→ Records drawn from a dataset:
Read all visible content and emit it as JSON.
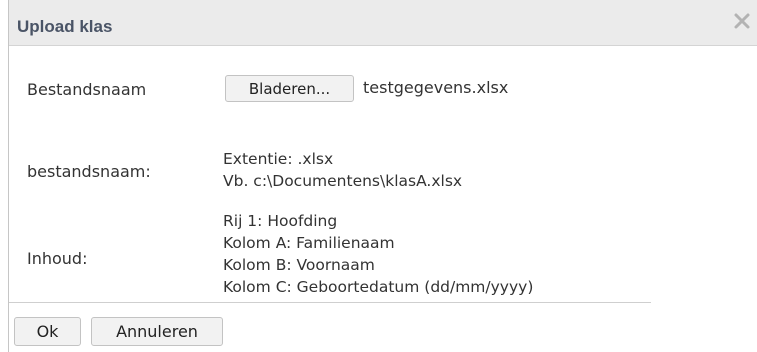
{
  "dialog": {
    "title": "Upload klas",
    "close_icon": "close-icon"
  },
  "file_row": {
    "label": "Bestandsnaam",
    "browse_label": "Bladeren...",
    "filename": "testgegevens.xlsx"
  },
  "name_row": {
    "label": "bestandsnaam:",
    "lines": [
      "Extentie: .xlsx",
      "Vb. c:\\Documentens\\klasA.xlsx"
    ]
  },
  "content_row": {
    "label": "Inhoud:",
    "lines": [
      "Rij 1: Hoofding",
      "Kolom A: Familienaam",
      "Kolom B: Voornaam",
      "Kolom C: Geboortedatum (dd/mm/yyyy)"
    ]
  },
  "buttons": {
    "ok_label": "Ok",
    "cancel_label": "Annuleren"
  },
  "colors": {
    "titlebar": "#ebebeb",
    "title_text": "#4a5466",
    "button_bg": "#f2f2f2"
  }
}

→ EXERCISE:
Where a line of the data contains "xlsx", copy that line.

→ FINISHED EXERCISE:
    "filename": "testgegevens.xlsx"
      "Extentie: .xlsx",
      "Vb. c:\\Documentens\\klasA.xlsx"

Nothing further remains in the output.